  3. derive by reason; "elicit a solution"
  4. (elicitation) evocation: stimulation that calls up (draws forth) a particular class of behaviors; "the elicitation of his testimony was not easy"
  5. (elicited) called forth from a latent or potential state by stimulation; "evoked potentials"; "an elicited response"
  6. To evoke, educe (emotions, feelings, responses, etc.); to generate, obtain, or provoke as a response or answer; To draw out, bring out, bring forth (something latent); to obtain information from someone or something; To use logic to arrive at truth; to derive by reason; deduce; construe
  7. (elicitation) The act of eliciting; or, an elicited thing
  8. (Elicitation) Inducing a state in a client, or gathering information by asking questions or observing the client’s behaviour.  See Accessing Cues.
  9. (Elicitation) The process of asking questions (usually of an expert) to obtain the parameters or hyperparameters of a model. In constructing a Bayesian network, the elicitation usually takes place in several steps. First the analysts elicit the graphical structure of the model. ...
  10. (Elicitation) The process to draw out, to discover and to make known so to gain knowledge and information, often used in defining needs.
  11. (Elicitation) can be a very efficient, successful and low-risk means to acquire Information that would not normally be revealed. It involves the use of a subtle, non-threatening, and conversational approach, one with a predetermined purpose. ...
  12. (Elicitation) is the direct interaction with a human source to gain information where the source is not aware of the specific purpose for the conversation.

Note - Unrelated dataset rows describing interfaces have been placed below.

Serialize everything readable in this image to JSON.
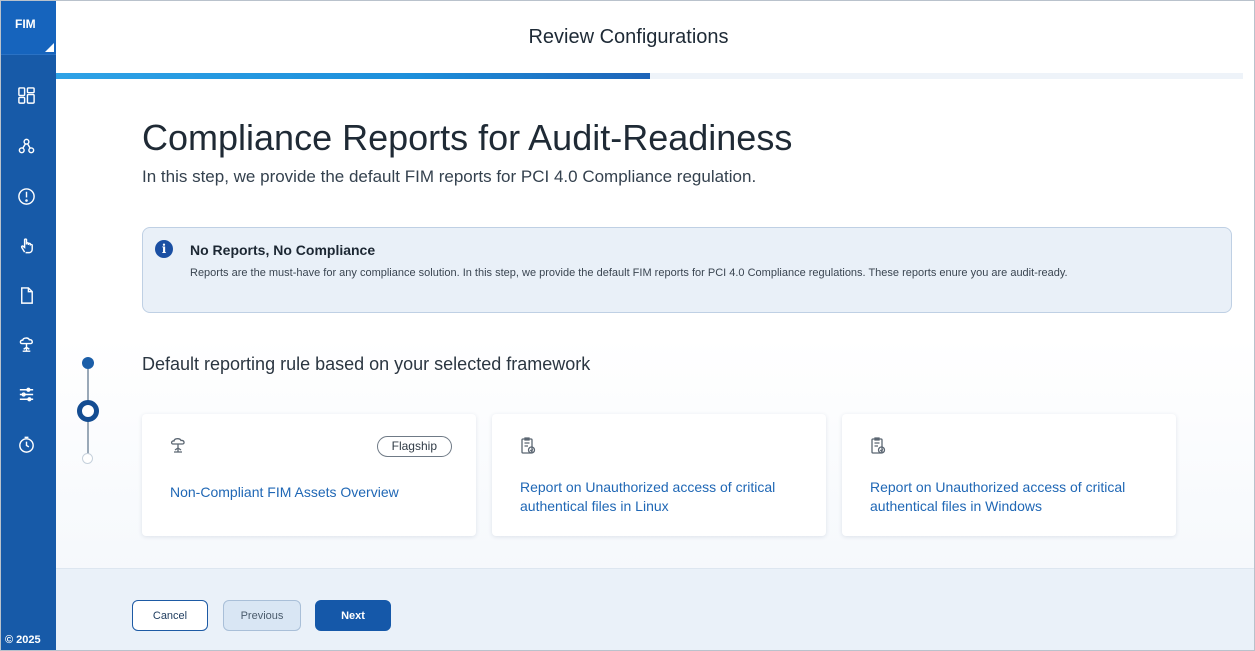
{
  "sidebar": {
    "brand": "FIM",
    "items": [
      {
        "icon": "dashboard-icon"
      },
      {
        "icon": "network-icon"
      },
      {
        "icon": "alert-icon"
      },
      {
        "icon": "touch-icon"
      },
      {
        "icon": "document-icon"
      },
      {
        "icon": "cloud-tree-icon"
      },
      {
        "icon": "sliders-icon"
      },
      {
        "icon": "clock-icon"
      }
    ],
    "copyright": "© 2025"
  },
  "header": {
    "title": "Review Configurations",
    "progress": 0.5
  },
  "main": {
    "title": "Compliance Reports for Audit-Readiness",
    "subtitle": "In this step, we provide the default FIM reports for PCI 4.0 Compliance regulation.",
    "info": {
      "icon": "info-icon",
      "title": "No Reports, No Compliance",
      "text": "Reports are the must-have for any compliance solution. In this step, we provide the default FIM reports for PCI 4.0 Compliance regulations. These reports enure you are audit-ready."
    },
    "section_heading": "Default reporting rule based on your selected framework",
    "cards": [
      {
        "icon": "asset-icon",
        "badge": "Flagship",
        "title": "Non-Compliant FIM Assets Overview"
      },
      {
        "icon": "report-icon",
        "title": "Report on Unauthorized access of critical authentical files in Linux"
      },
      {
        "icon": "report-icon",
        "title": "Report on Unauthorized access of critical authentical files in Windows"
      }
    ]
  },
  "footer": {
    "cancel_label": "Cancel",
    "previous_label": "Previous",
    "next_label": "Next"
  },
  "colors": {
    "sidebar": "#175aa8",
    "accent": "#1558a9",
    "link": "#1f67b5"
  }
}
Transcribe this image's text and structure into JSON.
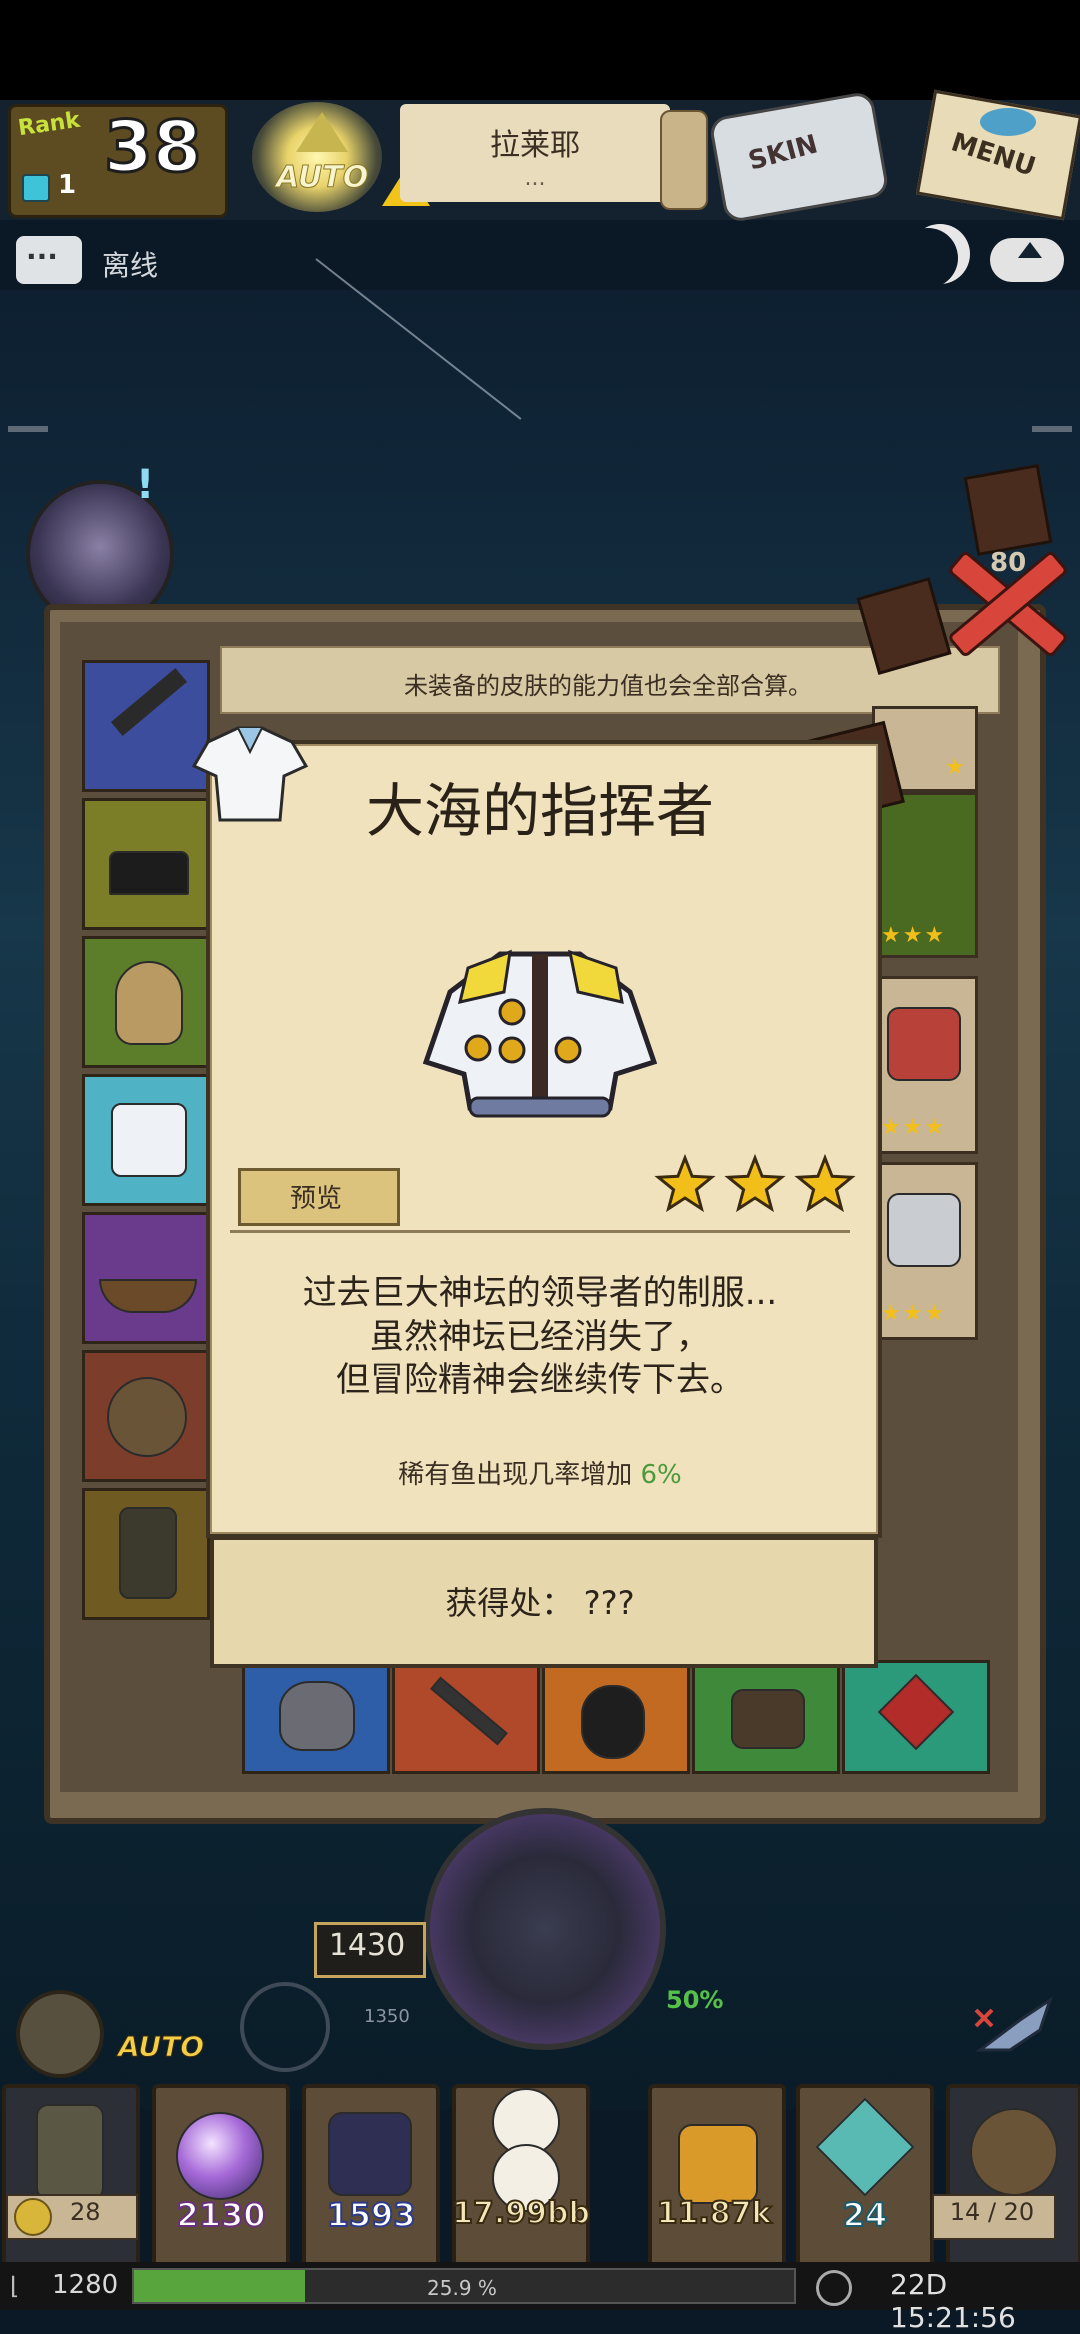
{
  "hud": {
    "rank_label": "Rank",
    "rank_value": "38",
    "gems": "1",
    "auto_label": "AUTO",
    "location_name": "拉莱耶",
    "location_sub": "...",
    "skin_label": "SKIN",
    "menu_label": "MENU"
  },
  "chat": {
    "status": "离线"
  },
  "panel": {
    "notice": "未装备的皮肤的能力值也会全部合算。",
    "side_counter": "80"
  },
  "popup": {
    "title": "大海的指挥者",
    "preview_label": "预览",
    "stars": 3,
    "description_lines": [
      "过去巨大神坛的领导者的制服...",
      "虽然神坛已经消失了，",
      "但冒险精神会继续传下去。"
    ],
    "stat_label": "稀有鱼出现几率增加",
    "stat_value": "6%",
    "source_label": "获得处：",
    "source_value": "???"
  },
  "bottom": {
    "depth": "1430",
    "depth_sub": "1350",
    "boost_pct": "50%",
    "auto_label": "AUTO",
    "lamp_count": "28",
    "resources": [
      "2130",
      "1593",
      "17.99bb",
      "11.87k",
      "24"
    ],
    "capacity": "14 / 20"
  },
  "status": {
    "level": "1280",
    "xp_percent": "25.9 %",
    "xp_fill_fraction": 0.259,
    "timer": "22D 15:21:56"
  },
  "colors": {
    "accent_green": "#4b9a3a",
    "star_gold": "#f2bf1a",
    "close_red": "#d8453a"
  }
}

Elicitation is the baseline method for initiating source operations.
  13. (Elicitation) techniques used to extract requirements information from people, as well as from other sources.
  14. (Elicited) Brought on by something that comes before. Respondent behaviors are elicited by an antecedent event.
  15. Respondents are elicited. They are caused by the presentation of a stimulus. Respondents are never evoked or emitted; they are elicited.
  16. (eliciting) This is the difficult art of using suitable cues, pictures and increasingly desperate gestures in order to allow students to contribute language they don’t actually know and thus feel included and motivated. ...
  17. v.t. to draw or bring out or forth; educe; evoke: to elicit the truth; to elicit a response with a question.
  18. A verb used to denote the effect of an antecedent conditioned or unconditioned stimulus on a conditioned or unconditioned response in respondent or classical conditioning of reflexes. In describing the salivary reflex of a dog, we would say that meat elicits salivation. ...
  19. v. to get the facts, to draw out, to evoke